Where a line of the records holds the string "Paramètres", copy that line.

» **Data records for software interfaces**
/---

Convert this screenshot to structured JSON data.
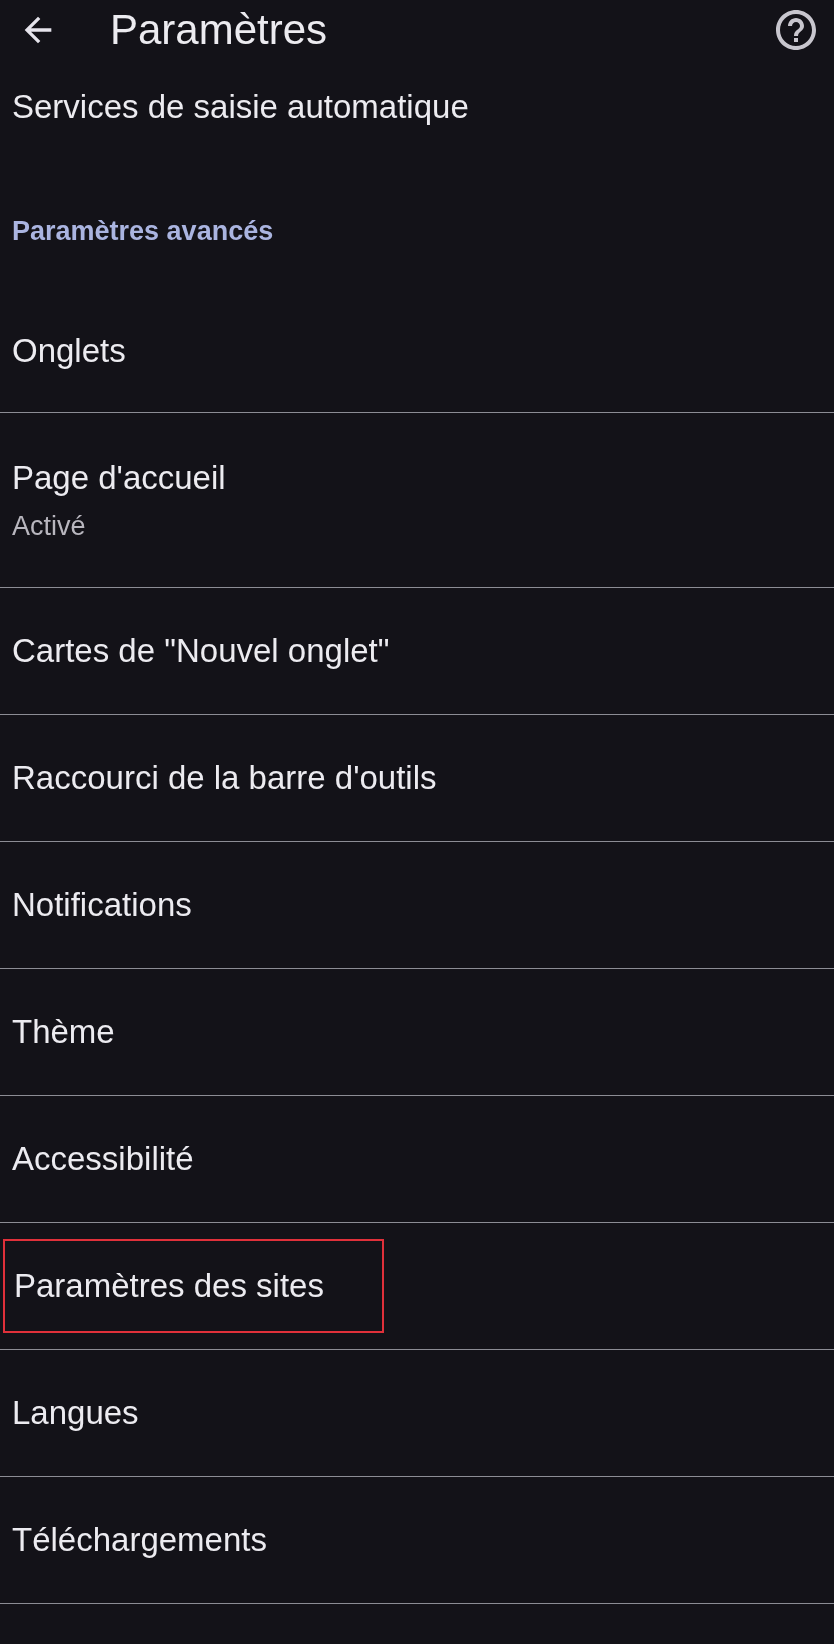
{
  "header": {
    "title": "Paramètres"
  },
  "top_item": {
    "label": "Services de saisie automatique"
  },
  "section": {
    "title": "Paramètres avancés"
  },
  "items": [
    {
      "label": "Onglets",
      "highlighted": false
    },
    {
      "label": "Page d'accueil",
      "subtitle": "Activé",
      "highlighted": false
    },
    {
      "label": "Cartes de \"Nouvel onglet\"",
      "highlighted": false
    },
    {
      "label": "Raccourci de la barre d'outils",
      "highlighted": false
    },
    {
      "label": "Notifications",
      "highlighted": false
    },
    {
      "label": "Thème",
      "highlighted": false
    },
    {
      "label": "Accessibilité",
      "highlighted": false
    },
    {
      "label": "Paramètres des sites",
      "highlighted": true
    },
    {
      "label": "Langues",
      "highlighted": false
    },
    {
      "label": "Téléchargements",
      "highlighted": false
    }
  ]
}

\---

» **Result of this task**
    "title": "Paramètres"
    "title": "Paramètres avancés"
      "label": "Paramètres des sites",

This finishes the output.